Quite I while ago I posted a link to an old TV programma, amd after overcoming some technical problems I can repost the video here.
This one, showing an ensign of the Frisian Schwartzenberg Regiment according to the text, looks like a copy of another plate made for the dutch miitary historian ten Raa. The plates were made late 19th century/early 20th century by a Czech or Austrian historian called Norbert Robitcheck "after earlier plates", so are not originals. (Info from the late Dr Jean Belaubre and Yves Roumegoux). Dr Belaubre was a firm believer in the authenticity of the depicted uniform colours and flags but I still have my doubts.
I this case the Schwartzenberg zu Hohelandsberg banner is depicted wrong as it is turned 90 degrees. You can take a look at Andre Buwalda's website here, for more info on the family.
I also have great doubts about the yellow/black and red/white parts and the Frisian lion is a bit different than the Holland lion. It might be Robitcheck took his info from German Adelsbuche where indeed a very old Bavarian (!) Schwarzenberg Wappen is decribed with black, red and gold. (On google books a lot of Adelsbuche and German heraldry books can be found). Robitcheck did the same trick with the Beveren flag, in which he mashed up the heraldry of the German Bevern and the Dutch Beveren.
So I am not convinced about the authenticity of the flag.
This is an undated painting by the Dutch inventor and painter Jan van der Heyden of the city of Veere, probably 17th century, from the Mauritshuis Collection. This Collection is not accessible through the website of the Mauritshuis but through euopeana.eu (just search with "mauritshuis" and "painting").
Maurits is the dutch equivalent of Maurice, and in this case it's Maurice "The Brazilian", who made his fortune in Brazil, at a certain time a dutch colony. Maurice also had a carreer in the Dutch Army.
Yesterday we talked about William III's guard but it is not quite known that from early 1672 Cornelis de Witt, also had a guard of 50 men, dressed in red coats with yellow lining.

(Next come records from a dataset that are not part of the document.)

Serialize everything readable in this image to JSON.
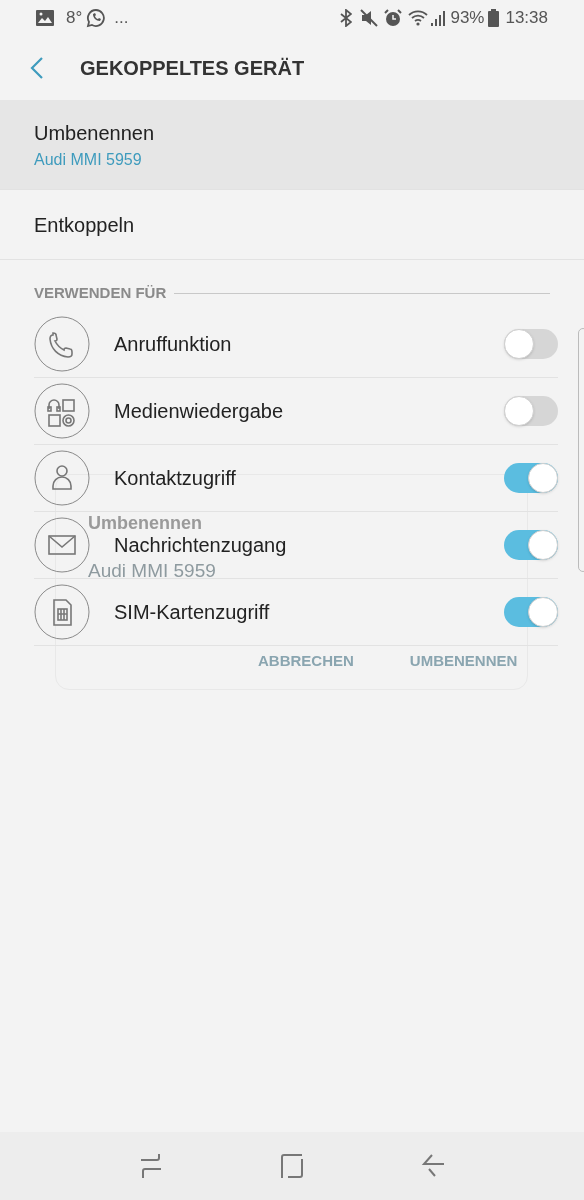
{
  "status_bar": {
    "temperature": "8°",
    "more": "...",
    "battery": "93%",
    "time": "13:38"
  },
  "header": {
    "title": "GEKOPPELTES GERÄT"
  },
  "actions": [
    {
      "label": "Umbenennen",
      "sublabel": "Audi MMI 5959",
      "selected": true
    },
    {
      "label": "Entkoppeln",
      "selected": false
    }
  ],
  "section": {
    "title": "VERWENDEN FÜR"
  },
  "profiles": [
    {
      "kind": "phone",
      "label": "Anruffunktion",
      "on": false
    },
    {
      "kind": "media",
      "label": "Medienwiedergabe",
      "on": false
    },
    {
      "kind": "contact",
      "label": "Kontaktzugriff",
      "on": true
    },
    {
      "kind": "message",
      "label": "Nachrichtenzugang",
      "on": true
    },
    {
      "kind": "sim",
      "label": "SIM-Kartenzugriff",
      "on": true
    }
  ],
  "dialog": {
    "title": "Umbenennen",
    "value": "Audi MMI 5959",
    "buttons": [
      "ABBRECHEN",
      "UMBENENNEN"
    ]
  }
}
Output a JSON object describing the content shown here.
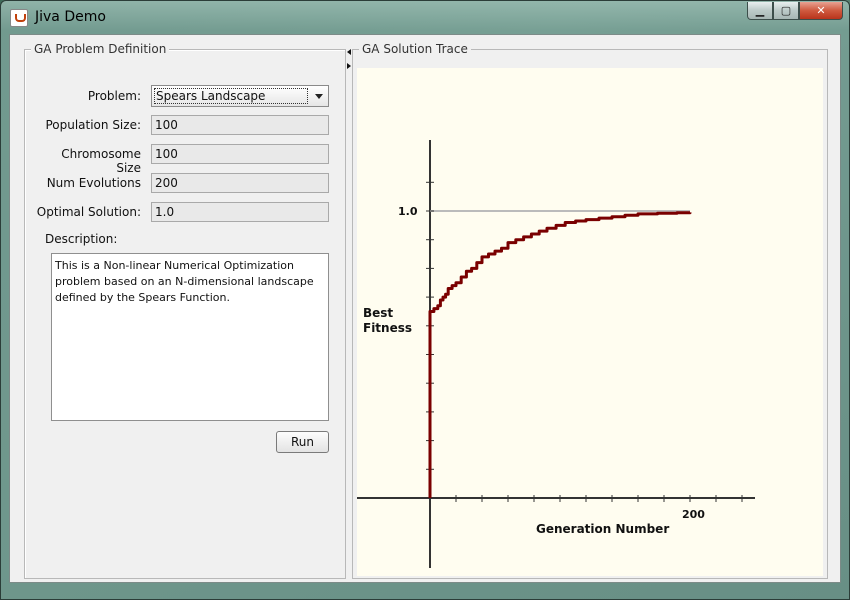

They are depicted here on a "schoolplate". There are other sources like papers who describe them as well, but my source is HSL V, p.314 esp. note 24.